Plant bids farewell to big block
Plant bids farewell to big block
End of production of V-8 engine at GM’s Tonawanda facility leads to 150 layoffs
Amid whistles and applause from onlookers, Willie Ray Jr. hoisted the final L18 made at General Motors’ Town of Tonawanda engine plant off the production line and onto a metal cart.
The moment was filled with meaning for the plant’s past, present and possibly its future.
It was the last of the “big block” V-8 engines made by the plant, a legacy dating to 1958 and a local connection under the hood of some renowned GM cars.
The end of the L18 on Friday also puts 150 hourly workers on layoff, bringing to 298 the total number of workers on layoff from the Tonawanda plant.
Along with their words of respect for the big block engines’ long history and regrets over layoffs, plant and union leaders said they are determined to secure a new engine line that would bring back workers.
“We’re all working very, very hard to make this the place for GM’s next engine,” said Steve Finch, plant manager.
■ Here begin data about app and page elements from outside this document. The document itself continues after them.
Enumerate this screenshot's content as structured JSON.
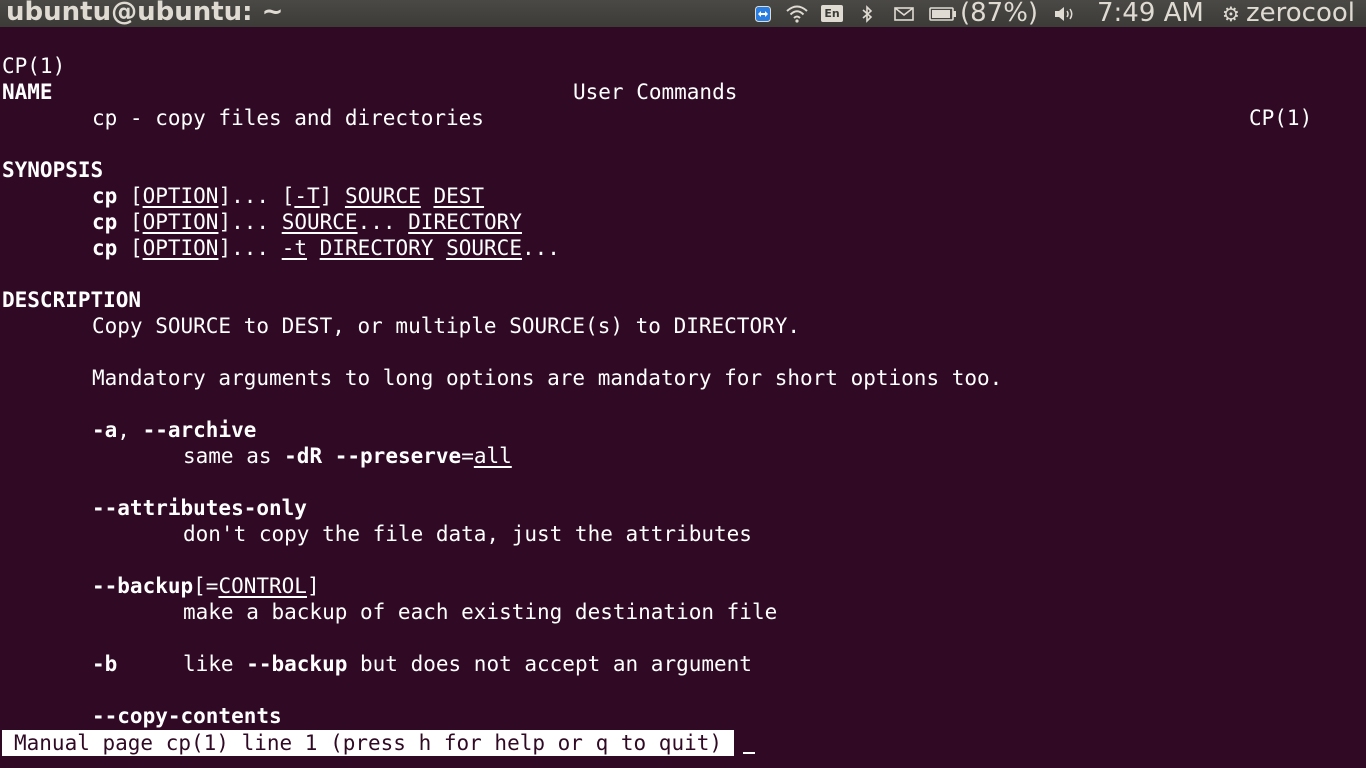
{
  "panel": {
    "window_title": "ubuntu@ubuntu: ~",
    "battery_text": "(87%)",
    "clock": "7:49 AM",
    "username": "zerocool",
    "keyboard_layout": "En",
    "icons": [
      "teamviewer-icon",
      "wifi-icon",
      "keyboard-layout-icon",
      "bluetooth-icon",
      "mail-icon",
      "battery-icon",
      "sound-icon",
      "gear-icon"
    ]
  },
  "man": {
    "header_left": "CP(1)",
    "header_center": "User Commands",
    "header_right": "CP(1)",
    "name_heading": "NAME",
    "name_text": "cp - copy files and directories",
    "synopsis_heading": "SYNOPSIS",
    "synopsis_cmd": "cp",
    "synopsis_option": "OPTION",
    "synopsis_ellipsis": "...",
    "synopsis_T": "-T",
    "synopsis_t": "-t",
    "synopsis_source": "SOURCE",
    "synopsis_dest": "DEST",
    "synopsis_directory": "DIRECTORY",
    "description_heading": "DESCRIPTION",
    "desc_line1": "Copy SOURCE to DEST, or multiple SOURCE(s) to DIRECTORY.",
    "desc_line2": "Mandatory arguments to long options are mandatory for short options too.",
    "opt_a_short": "-a",
    "opt_a_long": "--archive",
    "opt_a_desc_prefix": "same as ",
    "opt_a_desc_dR": "-dR",
    "opt_a_desc_preserve": "--preserve",
    "opt_a_desc_all": "all",
    "opt_attr": "--attributes-only",
    "opt_attr_desc": "don't copy the file data, just the attributes",
    "opt_backup": "--backup",
    "opt_backup_control": "CONTROL",
    "opt_backup_desc": "make a backup of each existing destination file",
    "opt_b": "-b",
    "opt_b_desc_prefix": "like ",
    "opt_b_desc_backup": "--backup",
    "opt_b_desc_suffix": " but does not accept an argument",
    "opt_copy_contents": "--copy-contents"
  },
  "status_bar": "Manual page cp(1) line 1 (press h for help or q to quit)"
}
Retirees and workers gathered to mark the occasion and share memories. On the cakes served to the guests, blue-colored inscriptions noted the plant’s remarkable output of big-block engines — 5 million of them — over the course of a half century.
The plant continues to make the L850 and inline 4- and 5-cylinder engines for other vehicles. And while the L18 accounted for only about 3 percent of the plant’s annual volume, Friday was its day to shine.
Workers used different-colored markers to write their names on the final engine, and later surrounded it for a group photo. The milestone engine is destined for the GM Heritage Center in Sterling Heights, Mich.
The big block V-8s were a staple of the Tonawanda plant. So were the mistaken assumptions over the decades that those engines were going extinct.
Salvatore Morana started at the GM plant in 1978 and two years later moved over to the Mark engine line, a forerunner of the L18. He quickly heard rumors of the Mark’s imminent demise.
“The first thing my (work) partner said was, ‘You better get off this line,’?” said Morana, now president of United Auto Workers Local 774.
“I’m sad to see it go,” Morana said. “I just hope it gives us an opportunity for more space for new work.”
Finch said the big-block V-8s had a rich history within GM. They were used in vehicles including the Corvair, the Corvette (for a time) and the Impala. They also helped build the automaker’s name outside the company, since the engines were used by non-GM customers in pumps, power generation and powerboats. That external loyalty was a key to the big block V-8s’ lasting success.
“Our customers just loved this product so much, they wouldn’t let it die,” Finch said.
Guests watched a video slide show celebrating V-8 engine lines at Tonawanda through the years, set to Bruce Springsteen’s “Born to Run.” Mixed with images of the engines were pictures of employees marking milestones along the way.
“A lot of history,” Finch said afterward. “But the most important thing is, a lot of great people have come through these doors and participated.”
In the crowd was Donald L. Rust, the Tonawanda plant manager from 1983 to 1996. He called Tonawanda the best of the six GM plants he worked in.
“There is no workforce like this one here,” Rust said. “There’s nothing they can’t do.”
The big block V-8s were vital to the plant’s endurance over the years, he said. And the engines’ versatility and power were the reason production of them “just kept going and going.”
“I used to tell people, if you wanted an engine that could pull your house trailer up Pike’s Peak, this was it,” Rust said.
He also experienced the V-8’s power while riding in a powerboat. “We passed an airplane that was overhead down in Florida,” Rust said.
The L18 began production in Tonawanda a decade ago and was used recently in the Chevrolet Kodiak and GMC TopKick.
When GM said last June the L18 would be eliminated by year’s end, the announcement triggered another show of devotion to the product. Some customers ordered two years’ worth of L18s, to put on the shelf for future use, Finch said.
For many workers and retirees, Friday was a time to reflect on their own careers. Robert Coleman, a third-generation GM employee, recalled starting out in 1978 on the plant’s big-block V-8 line.
“Hopefully as this rolls out, someone will come and say, ‘Hey, we have new business to fill this spot,’?” said Coleman, shop chairman of UAW Local 774. Aside from the layoffs, about 50 workers related to L18 work are being absorbed into other areas of the plant, he said.
Under the UAW’s contract with GM, most laid-off hourly workers receive about 70 percent of their total pay after taxes, through a combination of unemployment benefits and supplemental benefits.
Mike Fonti, area manager/ superintendent for the L18 machining, wondered aloud how to possibly say “thank you” to so many GM employees for their work on the big-block engine lines across 51 years.
“You know how to say thank you?” Fonti said. “You put a new line right here.”